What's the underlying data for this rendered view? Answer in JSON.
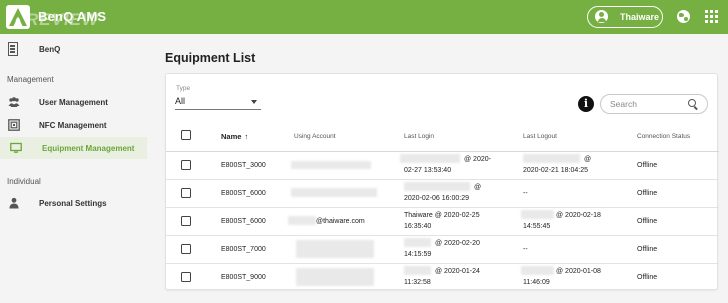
{
  "header": {
    "app_title": "BenQ AMS",
    "watermark": "REVIEW",
    "user_name": "Thaiware",
    "accent_color": "#76b043"
  },
  "sidebar": {
    "company": "BenQ",
    "sections": [
      {
        "title": "Management",
        "items": [
          {
            "label": "User Management",
            "icon": "users-icon",
            "active": false
          },
          {
            "label": "NFC Management",
            "icon": "nfc-icon",
            "active": false
          },
          {
            "label": "Equipment Management",
            "icon": "monitor-icon",
            "active": true
          }
        ]
      },
      {
        "title": "Individual",
        "items": [
          {
            "label": "Personal Settings",
            "icon": "person-icon",
            "active": false
          }
        ]
      }
    ]
  },
  "main": {
    "title": "Equipment List",
    "filter": {
      "label": "Type",
      "value": "All"
    },
    "search": {
      "placeholder": "Search"
    },
    "table": {
      "columns": [
        "Name",
        "Using Account",
        "Last Login",
        "Last Logout",
        "Connection Status"
      ],
      "sort_indicator": "↑",
      "rows": [
        {
          "name": "E800ST_3000",
          "account": "",
          "last_login_1": "@ 2020-",
          "last_login_2": "02-27 13:53:40",
          "last_logout_1": "@",
          "last_logout_2": "2020-02-21 18:04:25",
          "status": "Offline"
        },
        {
          "name": "E800ST_6000",
          "account": "",
          "last_login_1": "@",
          "last_login_2": "2020-02-06 16:00:29",
          "last_logout_1": "--",
          "last_logout_2": "",
          "status": "Offline"
        },
        {
          "name": "E800ST_6000",
          "account": "@thaiware.com",
          "last_login_1": "Thaiware @ 2020-02-25",
          "last_login_2": "16:35:40",
          "last_logout_1": "@ 2020-02-18",
          "last_logout_2": "14:55:45",
          "status": "Offline"
        },
        {
          "name": "E800ST_7000",
          "account": "",
          "last_login_1": "@ 2020-02-20",
          "last_login_2": "14:15:59",
          "last_logout_1": "--",
          "last_logout_2": "",
          "status": "Offline"
        },
        {
          "name": "E800ST_9000",
          "account": "",
          "last_login_1": "@ 2020-01-24",
          "last_login_2": "11:32:58",
          "last_logout_1": "@ 2020-01-08",
          "last_logout_2": "11:46:09",
          "status": "Offline"
        }
      ]
    }
  }
}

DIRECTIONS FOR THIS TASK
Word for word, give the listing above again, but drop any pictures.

YOUR RESPONSE
What's the underlying data for this rendered view? Answer in JSON.
{
  "header": {
    "app_title": "BenQ AMS",
    "watermark": "REVIEW",
    "user_name": "Thaiware",
    "accent_color": "#76b043"
  },
  "sidebar": {
    "company": "BenQ",
    "sections": [
      {
        "title": "Management",
        "items": [
          {
            "label": "User Management",
            "icon": "users-icon",
            "active": false
          },
          {
            "label": "NFC Management",
            "icon": "nfc-icon",
            "active": false
          },
          {
            "label": "Equipment Management",
            "icon": "monitor-icon",
            "active": true
          }
        ]
      },
      {
        "title": "Individual",
        "items": [
          {
            "label": "Personal Settings",
            "icon": "person-icon",
            "active": false
          }
        ]
      }
    ]
  },
  "main": {
    "title": "Equipment List",
    "filter": {
      "label": "Type",
      "value": "All"
    },
    "search": {
      "placeholder": "Search"
    },
    "table": {
      "columns": [
        "Name",
        "Using Account",
        "Last Login",
        "Last Logout",
        "Connection Status"
      ],
      "sort_indicator": "↑",
      "rows": [
        {
          "name": "E800ST_3000",
          "account": "",
          "last_login_1": "@ 2020-",
          "last_login_2": "02-27 13:53:40",
          "last_logout_1": "@",
          "last_logout_2": "2020-02-21 18:04:25",
          "status": "Offline"
        },
        {
          "name": "E800ST_6000",
          "account": "",
          "last_login_1": "@",
          "last_login_2": "2020-02-06 16:00:29",
          "last_logout_1": "--",
          "last_logout_2": "",
          "status": "Offline"
        },
        {
          "name": "E800ST_6000",
          "account": "@thaiware.com",
          "last_login_1": "Thaiware @ 2020-02-25",
          "last_login_2": "16:35:40",
          "last_logout_1": "@ 2020-02-18",
          "last_logout_2": "14:55:45",
          "status": "Offline"
        },
        {
          "name": "E800ST_7000",
          "account": "",
          "last_login_1": "@ 2020-02-20",
          "last_login_2": "14:15:59",
          "last_logout_1": "--",
          "last_logout_2": "",
          "status": "Offline"
        },
        {
          "name": "E800ST_9000",
          "account": "",
          "last_login_1": "@ 2020-01-24",
          "last_login_2": "11:32:58",
          "last_logout_1": "@ 2020-01-08",
          "last_logout_2": "11:46:09",
          "status": "Offline"
        }
      ]
    }
  }
}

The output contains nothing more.